In “The Singer Solution to World Poverty”, Singer introduces the example of Bob and his Bugatti, in which Bob parks his prized Bugatti on a railway track, and then is faced with the decision to either divert a runaway train to save a child; or save his car. In this scenario, Bob ends up letting the child die, and goes on to live a happy life with his Bugatti. Singer states following this depiction that “If you still think that it was very wrong of Bob not to throw the switch that would have diverted the train and saved the child’s life, then it is hard to see how you could deny that it is also very wrong not to send money to [charitable organizations]” (The Singer Solution to World Poverty).
Discussion Question 1: Do you think Singer’s “Bob and his Bugatti” example has reasonable moral applications to the real world?
When asked whether this conclusion was reasonable, my group was opposed to Singer’s hypothetical argument, of the opinion that the example was too black and white to apply to real world situations. We agreed that Singer’s points (that we should send money to people abroad in need) make sense even without these examples, and that the rather sizable jumps he makes from his examples to real world scenarios weaken his arguments in comparison to just discussing the real-world examples, which we almost unanimously were in support of. Considering these conclusions, I thought I would ask my group the following:
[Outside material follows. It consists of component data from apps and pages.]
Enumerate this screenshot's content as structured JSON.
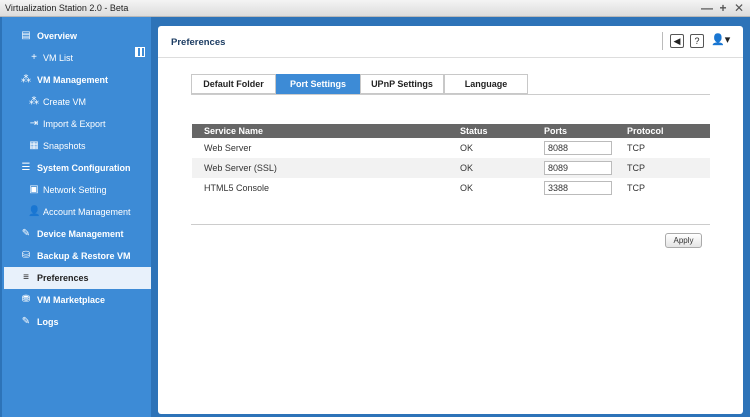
{
  "window": {
    "title": "Virtualization Station 2.0 - Beta",
    "min": "—",
    "max": "+",
    "close": "✕"
  },
  "sidebar": {
    "items": [
      {
        "label": "Overview",
        "icon": "overview-icon",
        "glyph": "▤"
      },
      {
        "label": "VM List",
        "icon": "plus-icon",
        "glyph": "+"
      },
      {
        "label": "VM Management",
        "icon": "vm-management-icon",
        "glyph": "⁂"
      },
      {
        "label": "Create VM",
        "icon": "create-vm-icon",
        "glyph": "⁂"
      },
      {
        "label": "Import & Export",
        "icon": "import-export-icon",
        "glyph": "⇥"
      },
      {
        "label": "Snapshots",
        "icon": "snapshots-icon",
        "glyph": "▦"
      },
      {
        "label": "System Configuration",
        "icon": "system-config-icon",
        "glyph": "☰"
      },
      {
        "label": "Network Setting",
        "icon": "network-icon",
        "glyph": "▣"
      },
      {
        "label": "Account Management",
        "icon": "account-icon",
        "glyph": "👤"
      },
      {
        "label": "Device Management",
        "icon": "device-icon",
        "glyph": "✎"
      },
      {
        "label": "Backup & Restore VM",
        "icon": "backup-icon",
        "glyph": "⛁"
      },
      {
        "label": "Preferences",
        "icon": "preferences-icon",
        "glyph": "≡"
      },
      {
        "label": "VM Marketplace",
        "icon": "marketplace-icon",
        "glyph": "⛃"
      },
      {
        "label": "Logs",
        "icon": "logs-icon",
        "glyph": "✎"
      }
    ]
  },
  "panel": {
    "title": "Preferences",
    "header_buttons": {
      "speaker": "◀",
      "help": "?",
      "user": "👤▾"
    }
  },
  "tabs": [
    "Default Folder",
    "Port Settings",
    "UPnP Settings",
    "Language"
  ],
  "active_tab": "Port Settings",
  "table": {
    "headers": [
      "Service Name",
      "Status",
      "Ports",
      "Protocol"
    ],
    "rows": [
      {
        "service": "Web Server",
        "status": "OK",
        "port": "8088",
        "protocol": "TCP"
      },
      {
        "service": "Web Server (SSL)",
        "status": "OK",
        "port": "8089",
        "protocol": "TCP"
      },
      {
        "service": "HTML5 Console",
        "status": "OK",
        "port": "3388",
        "protocol": "TCP"
      }
    ]
  },
  "apply_label": "Apply",
  "colors": {
    "accent": "#3d8bd6",
    "sidebar_bg": "#3d8bd6",
    "header_dark": "#666666"
  }
}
Discussion Question 2: Do you think these hypothetical examples have their place in Singer’s arguments, because they may convince some people to give to charities, and because you are still convinced by Singer’s conclusions even though you don’t accept the examples?
With this question, my group was in support of the inclusion of Singer’s hypothetical arguments, which give Singer wider appeal to a broader audience, and admitted that his case was strong enough to allow these examples to remain in his work. My group also was in favour of the way Singer followed the Bugatti example by including phone numbers to large charities, as the call to action forces the reader to consider the real-world applications of their agreement with Singer’s arguments. We agreed that Singer’s conclusions on how the affluent should donate until they are at the same level as the people they are trying to help is theoretically reasonable, however not practically realistic.
Upon the conclusion of our discussion, I found a point of argument in Singer’s articles that I hadn’t previously considered, which is that Singer himself admitted his examples were not realistically applicable to the masses when he made a moderate version of his principle point: “the more moderate version – that we should prevent bad occurrences unless, to do so, we had to sacrifice something morally significant” (The Singer Solution to World Poverty). So, it can therefore be argued that Singer knows his hypothetical examples are not reasonably and realistically applied to the masses.
Overall, I was very happy with my group’s discussion, and I gained a lot additional insight into how to read Singer. My conclusions were similar to my group’s, which were that Singer’s argument, that we should give much more money to charities than we currently do as a society, is justifiable even without his extreme examples. I am also in support of Singer’s inclusion of examples such as Bob and his Bugatti, as they are powerful and give his arguments that emotional impact one needs to engage the masses.